## PROBLEM DESCRIPTION
Copy out each line of the data below in which "Station" appears.

═════ SOURCE INFORMATION ═════

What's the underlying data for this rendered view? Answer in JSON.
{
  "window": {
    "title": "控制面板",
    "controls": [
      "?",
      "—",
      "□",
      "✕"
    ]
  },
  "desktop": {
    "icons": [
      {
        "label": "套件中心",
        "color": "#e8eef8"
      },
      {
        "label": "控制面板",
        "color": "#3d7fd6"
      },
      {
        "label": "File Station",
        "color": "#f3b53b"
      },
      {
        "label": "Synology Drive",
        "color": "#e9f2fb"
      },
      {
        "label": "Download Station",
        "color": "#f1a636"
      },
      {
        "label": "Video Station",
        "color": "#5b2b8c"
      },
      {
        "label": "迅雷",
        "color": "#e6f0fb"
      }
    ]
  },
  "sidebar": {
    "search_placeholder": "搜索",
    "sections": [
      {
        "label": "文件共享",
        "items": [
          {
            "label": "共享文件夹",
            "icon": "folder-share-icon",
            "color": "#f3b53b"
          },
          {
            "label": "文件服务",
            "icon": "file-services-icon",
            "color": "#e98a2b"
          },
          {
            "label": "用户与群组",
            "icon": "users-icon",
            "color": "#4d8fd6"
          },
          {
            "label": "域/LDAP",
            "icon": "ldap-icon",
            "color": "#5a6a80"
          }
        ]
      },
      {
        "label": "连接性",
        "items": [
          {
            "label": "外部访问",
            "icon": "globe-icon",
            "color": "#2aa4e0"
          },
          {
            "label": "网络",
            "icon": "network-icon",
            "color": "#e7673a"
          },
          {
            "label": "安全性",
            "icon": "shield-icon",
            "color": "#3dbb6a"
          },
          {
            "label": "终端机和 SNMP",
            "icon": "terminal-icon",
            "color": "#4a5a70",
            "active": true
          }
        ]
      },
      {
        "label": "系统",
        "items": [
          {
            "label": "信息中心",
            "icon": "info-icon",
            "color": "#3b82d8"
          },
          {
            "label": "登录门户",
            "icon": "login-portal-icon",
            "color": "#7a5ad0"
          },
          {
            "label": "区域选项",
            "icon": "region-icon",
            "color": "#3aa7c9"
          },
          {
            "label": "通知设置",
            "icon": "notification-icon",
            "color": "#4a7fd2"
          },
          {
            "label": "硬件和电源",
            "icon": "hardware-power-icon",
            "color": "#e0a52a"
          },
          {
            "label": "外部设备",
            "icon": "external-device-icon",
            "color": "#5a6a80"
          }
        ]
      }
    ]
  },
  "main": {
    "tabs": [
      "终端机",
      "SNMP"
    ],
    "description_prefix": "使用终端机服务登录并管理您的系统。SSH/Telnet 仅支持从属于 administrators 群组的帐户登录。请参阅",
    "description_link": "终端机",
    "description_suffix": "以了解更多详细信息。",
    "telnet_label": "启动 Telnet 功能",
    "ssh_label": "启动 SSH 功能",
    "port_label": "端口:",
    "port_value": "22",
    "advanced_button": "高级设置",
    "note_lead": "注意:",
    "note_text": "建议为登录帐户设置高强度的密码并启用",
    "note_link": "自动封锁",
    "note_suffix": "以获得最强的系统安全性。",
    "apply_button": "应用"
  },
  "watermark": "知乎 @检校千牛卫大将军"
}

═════

## ANSWER FOR THIS EXERCISE
        "label": "File Station",
        "label": "Download Station",
        "label": "Video Station",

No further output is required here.